Check each line of the material for the string "Salary", then give only how many lines have it.
+---+
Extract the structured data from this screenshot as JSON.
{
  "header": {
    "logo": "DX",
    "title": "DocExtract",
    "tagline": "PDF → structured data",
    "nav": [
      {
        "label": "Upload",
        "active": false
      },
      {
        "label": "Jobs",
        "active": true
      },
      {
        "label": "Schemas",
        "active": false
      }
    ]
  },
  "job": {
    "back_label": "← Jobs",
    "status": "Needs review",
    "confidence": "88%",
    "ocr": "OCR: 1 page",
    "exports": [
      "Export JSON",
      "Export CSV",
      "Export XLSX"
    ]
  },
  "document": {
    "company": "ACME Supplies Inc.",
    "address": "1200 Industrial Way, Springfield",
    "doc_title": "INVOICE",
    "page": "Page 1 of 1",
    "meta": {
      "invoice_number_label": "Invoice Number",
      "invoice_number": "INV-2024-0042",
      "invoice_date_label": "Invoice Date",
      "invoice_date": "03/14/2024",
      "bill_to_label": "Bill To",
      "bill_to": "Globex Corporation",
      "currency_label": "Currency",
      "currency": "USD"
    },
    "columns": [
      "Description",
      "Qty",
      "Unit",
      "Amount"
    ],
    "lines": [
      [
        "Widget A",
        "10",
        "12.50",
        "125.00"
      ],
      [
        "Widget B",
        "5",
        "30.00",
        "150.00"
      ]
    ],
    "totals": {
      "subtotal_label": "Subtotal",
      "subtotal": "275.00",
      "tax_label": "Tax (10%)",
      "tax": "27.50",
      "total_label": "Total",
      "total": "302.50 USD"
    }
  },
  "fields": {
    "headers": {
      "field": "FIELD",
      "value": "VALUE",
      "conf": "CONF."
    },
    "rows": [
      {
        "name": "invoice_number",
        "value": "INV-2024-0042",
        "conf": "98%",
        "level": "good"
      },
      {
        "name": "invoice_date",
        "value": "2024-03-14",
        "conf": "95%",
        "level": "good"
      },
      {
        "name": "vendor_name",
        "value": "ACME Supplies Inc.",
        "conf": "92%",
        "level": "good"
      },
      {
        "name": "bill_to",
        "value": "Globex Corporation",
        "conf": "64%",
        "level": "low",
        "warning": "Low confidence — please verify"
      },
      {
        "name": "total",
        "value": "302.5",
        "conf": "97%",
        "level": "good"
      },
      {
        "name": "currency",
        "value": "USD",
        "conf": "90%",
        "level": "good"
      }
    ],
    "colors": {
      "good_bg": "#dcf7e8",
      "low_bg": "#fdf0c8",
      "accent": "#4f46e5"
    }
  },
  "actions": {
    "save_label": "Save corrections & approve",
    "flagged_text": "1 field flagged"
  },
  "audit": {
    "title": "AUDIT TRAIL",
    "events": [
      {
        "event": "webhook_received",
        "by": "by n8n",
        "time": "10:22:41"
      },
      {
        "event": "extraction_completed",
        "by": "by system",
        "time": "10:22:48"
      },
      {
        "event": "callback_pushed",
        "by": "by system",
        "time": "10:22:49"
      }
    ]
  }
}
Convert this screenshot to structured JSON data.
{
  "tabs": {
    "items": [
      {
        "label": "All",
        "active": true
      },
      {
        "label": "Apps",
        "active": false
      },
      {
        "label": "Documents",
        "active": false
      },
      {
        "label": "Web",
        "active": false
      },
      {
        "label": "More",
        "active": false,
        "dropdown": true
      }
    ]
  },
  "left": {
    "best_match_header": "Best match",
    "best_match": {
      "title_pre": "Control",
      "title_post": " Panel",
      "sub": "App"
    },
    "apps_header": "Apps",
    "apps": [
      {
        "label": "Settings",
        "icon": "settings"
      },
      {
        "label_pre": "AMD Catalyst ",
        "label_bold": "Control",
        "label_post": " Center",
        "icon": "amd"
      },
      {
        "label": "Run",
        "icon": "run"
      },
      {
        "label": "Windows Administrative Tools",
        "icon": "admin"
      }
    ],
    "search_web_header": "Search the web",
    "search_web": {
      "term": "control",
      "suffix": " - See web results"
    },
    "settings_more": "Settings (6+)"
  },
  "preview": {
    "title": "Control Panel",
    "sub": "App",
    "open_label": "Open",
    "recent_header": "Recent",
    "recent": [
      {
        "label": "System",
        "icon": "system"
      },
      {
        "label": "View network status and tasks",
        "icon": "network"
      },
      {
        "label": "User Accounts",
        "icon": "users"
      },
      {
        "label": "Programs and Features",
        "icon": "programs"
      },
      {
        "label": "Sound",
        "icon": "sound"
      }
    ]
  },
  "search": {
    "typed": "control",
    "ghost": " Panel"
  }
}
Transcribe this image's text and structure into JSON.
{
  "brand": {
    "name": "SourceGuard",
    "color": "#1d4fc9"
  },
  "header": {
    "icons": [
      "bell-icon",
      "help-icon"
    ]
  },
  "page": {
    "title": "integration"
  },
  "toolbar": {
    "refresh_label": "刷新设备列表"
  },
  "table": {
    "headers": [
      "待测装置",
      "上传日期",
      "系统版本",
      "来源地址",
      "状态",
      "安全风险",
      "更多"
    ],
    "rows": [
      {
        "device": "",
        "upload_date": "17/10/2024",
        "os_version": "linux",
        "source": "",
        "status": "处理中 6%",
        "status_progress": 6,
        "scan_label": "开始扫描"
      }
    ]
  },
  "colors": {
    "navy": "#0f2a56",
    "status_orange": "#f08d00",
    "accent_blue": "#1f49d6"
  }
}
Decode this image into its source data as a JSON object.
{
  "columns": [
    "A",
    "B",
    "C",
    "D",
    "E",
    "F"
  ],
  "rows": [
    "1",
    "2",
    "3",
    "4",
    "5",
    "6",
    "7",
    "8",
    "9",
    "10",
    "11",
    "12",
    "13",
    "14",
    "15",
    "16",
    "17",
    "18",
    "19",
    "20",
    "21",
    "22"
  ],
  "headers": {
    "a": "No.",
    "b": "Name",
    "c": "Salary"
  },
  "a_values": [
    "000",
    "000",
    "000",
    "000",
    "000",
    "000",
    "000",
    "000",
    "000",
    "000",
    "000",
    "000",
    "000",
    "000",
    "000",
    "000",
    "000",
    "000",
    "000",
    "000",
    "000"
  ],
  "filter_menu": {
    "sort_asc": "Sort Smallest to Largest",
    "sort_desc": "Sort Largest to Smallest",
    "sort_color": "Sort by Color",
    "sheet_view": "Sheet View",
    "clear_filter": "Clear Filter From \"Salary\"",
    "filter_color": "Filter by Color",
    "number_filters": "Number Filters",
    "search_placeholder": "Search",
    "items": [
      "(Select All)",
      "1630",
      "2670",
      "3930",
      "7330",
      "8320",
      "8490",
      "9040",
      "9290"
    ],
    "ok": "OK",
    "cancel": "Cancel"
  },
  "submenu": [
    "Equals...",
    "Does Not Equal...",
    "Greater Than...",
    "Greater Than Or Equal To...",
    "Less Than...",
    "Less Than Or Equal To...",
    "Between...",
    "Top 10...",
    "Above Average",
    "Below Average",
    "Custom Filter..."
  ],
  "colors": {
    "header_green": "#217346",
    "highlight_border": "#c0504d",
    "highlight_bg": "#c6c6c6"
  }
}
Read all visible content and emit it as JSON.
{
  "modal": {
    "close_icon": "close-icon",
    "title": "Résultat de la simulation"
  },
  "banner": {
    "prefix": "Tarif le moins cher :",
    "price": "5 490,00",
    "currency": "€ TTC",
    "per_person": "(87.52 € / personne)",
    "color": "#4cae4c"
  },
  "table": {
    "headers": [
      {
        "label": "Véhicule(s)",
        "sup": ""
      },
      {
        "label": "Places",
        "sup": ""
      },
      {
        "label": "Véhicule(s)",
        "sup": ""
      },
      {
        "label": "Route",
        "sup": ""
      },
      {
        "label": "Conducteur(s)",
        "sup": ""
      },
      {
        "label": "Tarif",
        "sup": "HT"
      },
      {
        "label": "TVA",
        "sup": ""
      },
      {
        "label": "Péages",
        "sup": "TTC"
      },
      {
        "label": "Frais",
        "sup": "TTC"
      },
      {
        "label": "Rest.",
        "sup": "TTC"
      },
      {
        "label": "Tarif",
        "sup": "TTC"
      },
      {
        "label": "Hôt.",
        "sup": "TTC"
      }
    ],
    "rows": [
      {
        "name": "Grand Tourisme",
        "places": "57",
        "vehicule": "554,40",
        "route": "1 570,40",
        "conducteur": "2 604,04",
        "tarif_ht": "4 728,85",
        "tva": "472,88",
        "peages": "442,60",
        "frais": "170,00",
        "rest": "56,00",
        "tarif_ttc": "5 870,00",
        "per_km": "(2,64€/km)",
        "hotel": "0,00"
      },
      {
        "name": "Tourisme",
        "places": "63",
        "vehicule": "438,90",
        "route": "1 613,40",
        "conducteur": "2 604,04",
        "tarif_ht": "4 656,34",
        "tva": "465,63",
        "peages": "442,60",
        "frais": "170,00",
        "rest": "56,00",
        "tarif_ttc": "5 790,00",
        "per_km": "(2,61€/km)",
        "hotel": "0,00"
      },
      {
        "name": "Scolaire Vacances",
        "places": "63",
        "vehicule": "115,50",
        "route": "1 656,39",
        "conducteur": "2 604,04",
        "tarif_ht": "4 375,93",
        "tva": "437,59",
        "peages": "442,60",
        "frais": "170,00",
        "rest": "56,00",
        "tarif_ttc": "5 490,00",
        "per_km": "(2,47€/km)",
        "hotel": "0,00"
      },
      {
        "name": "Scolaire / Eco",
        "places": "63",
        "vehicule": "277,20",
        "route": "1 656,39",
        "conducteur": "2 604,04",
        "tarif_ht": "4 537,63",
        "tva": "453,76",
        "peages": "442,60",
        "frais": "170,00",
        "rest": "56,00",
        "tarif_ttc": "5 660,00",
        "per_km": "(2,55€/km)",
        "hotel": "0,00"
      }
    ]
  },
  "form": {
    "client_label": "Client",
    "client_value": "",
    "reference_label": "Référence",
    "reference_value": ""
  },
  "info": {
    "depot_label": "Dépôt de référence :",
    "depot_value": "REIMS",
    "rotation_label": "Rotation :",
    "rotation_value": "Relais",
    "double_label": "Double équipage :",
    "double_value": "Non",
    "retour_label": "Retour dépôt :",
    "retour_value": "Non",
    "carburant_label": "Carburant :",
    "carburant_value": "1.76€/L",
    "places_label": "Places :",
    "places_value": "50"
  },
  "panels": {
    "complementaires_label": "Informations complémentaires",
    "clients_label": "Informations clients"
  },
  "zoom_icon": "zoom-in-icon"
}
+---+
Written solution:
2